    It seems that fat people may be less able to convert vitamin D into its hormonally active form. A Norway study found that the more participants weighed, the lower their vitamin D levels tended to be. The researcher, Zoya Lagunova, MD, believes that obesity is associated with lower vitamin D levels since vitamin D is a fat-soluble vitamin. “Much of the vitamin D produced in the skin or ingested is distributed in fat tissue, so obese people may take in as much vitamin D from the sun, food, or supplements as people who are not obese, but their [blood] levels will tend to be lower. Obese people may need more vitamin D to end up with the same levels as a person whose weight is normal.”

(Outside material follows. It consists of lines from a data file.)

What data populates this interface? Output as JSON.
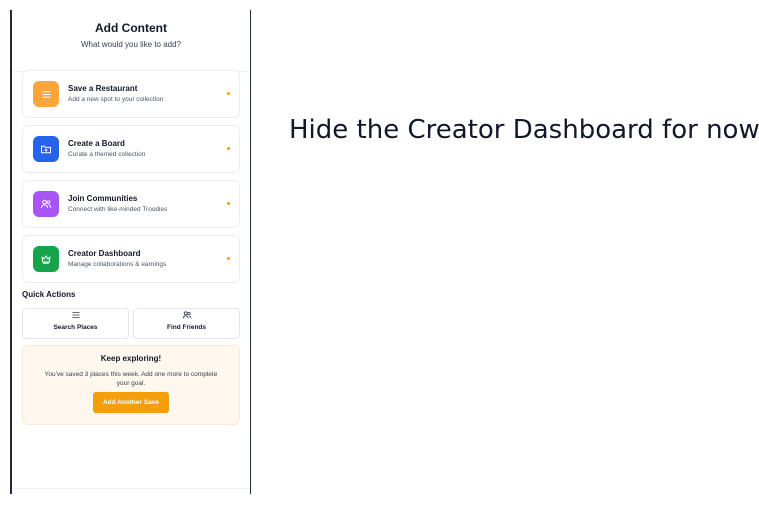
{
  "header": {
    "title": "Add Content",
    "subtitle": "What would you like to add?"
  },
  "options": [
    {
      "title": "Save a Restaurant",
      "description": "Add a new spot to your collection",
      "icon": "list-icon",
      "color": "#f7a53c"
    },
    {
      "title": "Create a Board",
      "description": "Curate a themed collection",
      "icon": "folder-plus-icon",
      "color": "#2563eb"
    },
    {
      "title": "Join Communities",
      "description": "Connect with like-minded Troodies",
      "icon": "users-icon",
      "color": "#a855f7"
    },
    {
      "title": "Creator Dashboard",
      "description": "Manage collaborations & earnings",
      "icon": "crown-icon",
      "color": "#16a34a"
    }
  ],
  "quick_actions": {
    "title": "Quick Actions",
    "items": [
      {
        "label": "Search Places",
        "icon": "list-icon"
      },
      {
        "label": "Find Friends",
        "icon": "users-icon"
      }
    ]
  },
  "keep_exploring": {
    "title": "Keep exploring!",
    "text": "You've saved 3 places this week. Add one more to complete your goal.",
    "button": "Add Another Save",
    "accent": "#f59e0b"
  },
  "caption": "Hide the Creator Dashboard for now"
}
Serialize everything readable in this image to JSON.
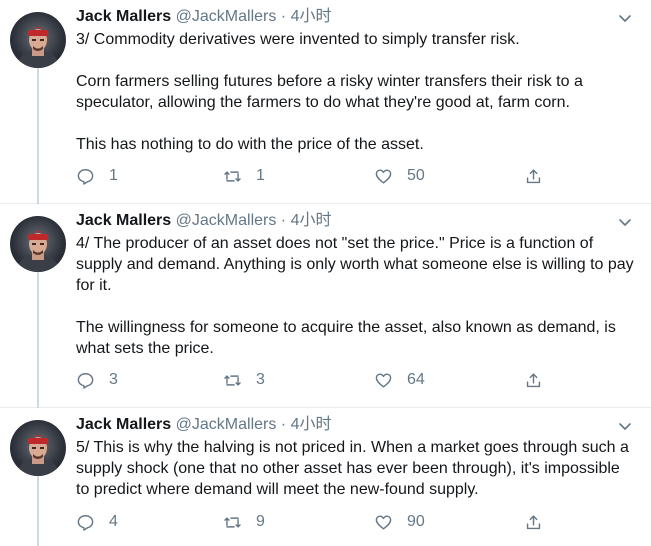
{
  "tweets": [
    {
      "name": "Jack Mallers",
      "handle": "@JackMallers",
      "dot": "·",
      "time": "4小时",
      "paragraphs": [
        "3/ Commodity derivatives were invented to simply transfer risk.",
        "Corn farmers selling futures before a risky winter transfers their risk to a speculator, allowing the farmers to do what they're good at, farm corn.",
        "This has nothing to do with the price of the asset."
      ],
      "replies": "1",
      "retweets": "1",
      "likes": "50"
    },
    {
      "name": "Jack Mallers",
      "handle": "@JackMallers",
      "dot": "·",
      "time": "4小时",
      "paragraphs": [
        "4/ The producer of an asset does not \"set the price.\" Price is a function of supply and demand. Anything is only worth what someone else is willing to pay for it.",
        "The willingness for someone to acquire the asset, also known as demand, is what sets the price."
      ],
      "replies": "3",
      "retweets": "3",
      "likes": "64"
    },
    {
      "name": "Jack Mallers",
      "handle": "@JackMallers",
      "dot": "·",
      "time": "4小时",
      "paragraphs": [
        "5/ This is why the halving is not priced in. When a market goes through such a supply shock (one that no other asset has ever been through), it's impossible to predict where demand will meet the new-found supply."
      ],
      "replies": "4",
      "retweets": "9",
      "likes": "90"
    }
  ],
  "icons": {
    "reply": "reply-icon",
    "retweet": "retweet-icon",
    "like": "heart-icon",
    "share": "share-icon",
    "more": "chevron-down-icon"
  },
  "colors": {
    "text": "#14171a",
    "muted": "#657786",
    "divider": "#e6ecf0",
    "thread": "#cfd9de"
  }
}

    How much less vitamin does an overweight person make? As it turns out, increased fatty cells can decrease the ability to make vitamin D by a factor of 4. That means that if you are carry extra weight, you may make only one quarter the amount of vitamin D compared to a leaner person. Vitamin D is also an important factor in diabetes. Low levels of vitamin D has been linked to an increased risk of developing type 2 diabetes. After following more than 5,000 people for five years, an Australian research team found that those with lower than average vitamin D levels had a 57 percent increased risk of developing diabetes, compared to those within the recommended range.

    Low levels of vitamin D are also known to nearly double the risk of cardiovascular disease if you already have diabetes. Diabetics, who are deficient in vitamin D and cannot process cholesterol normally, tend to have it build up in their blood vessels, hence increasing the risk of heart attack and stroke.

    Vitamin D also helps keep blood sugar levels under control. In type 2 diabetes the body can’t use insulin it produces efficiently to control blood sugar levels. Vitamin D plays a role by increasing the release of insulin. In one study, researchers evaluated the vitamin D levels and the chance of developing unbalanced blood sugar metabolism. In this study, subjects were evaluated for serum vitamin D levels and followed for 7 years to determine the effects on blood sugar metabolism. The study showed that the subjects with the highest vitamin D levels had a 40 percent increase in supporting optimal future blood sugar balance.

    If you want to lose weight and keep it off, it is critical to check your vitamin D levels. The higher your vitamin D levels the higher your leptin levels and the more your blood sugar will remain balanced. Vitamin D helps your body respond to the correct metabolic messages. High vitamin D levels increase your ability to lose weight and losing weight will increase your vitamin D levels. All of which will reduce your risk of metabolic syndrome, insulin resistance, diabetes, and cardiovascular disease, not to mention most chronic illnesses.

    While it is important for most people to take vitamin D supplementation, especially the overweight, children and elderly, it is critically important to check your vitamin D levels. Taking a vitamin D supplement may not get you into optimal range, which is where you want to be. Its optimal blood vitamin D levels that count. The proper blood test is called 25-hydroxyvitamin D (25-OH), which is included in the basic blood workup. In Australia optimal levels should be 150–200 nmol/L. In the U.S., optimal levels should be between 70–100 ng/mL. Do not settle for less than optimal levels if your goal is the best health possible.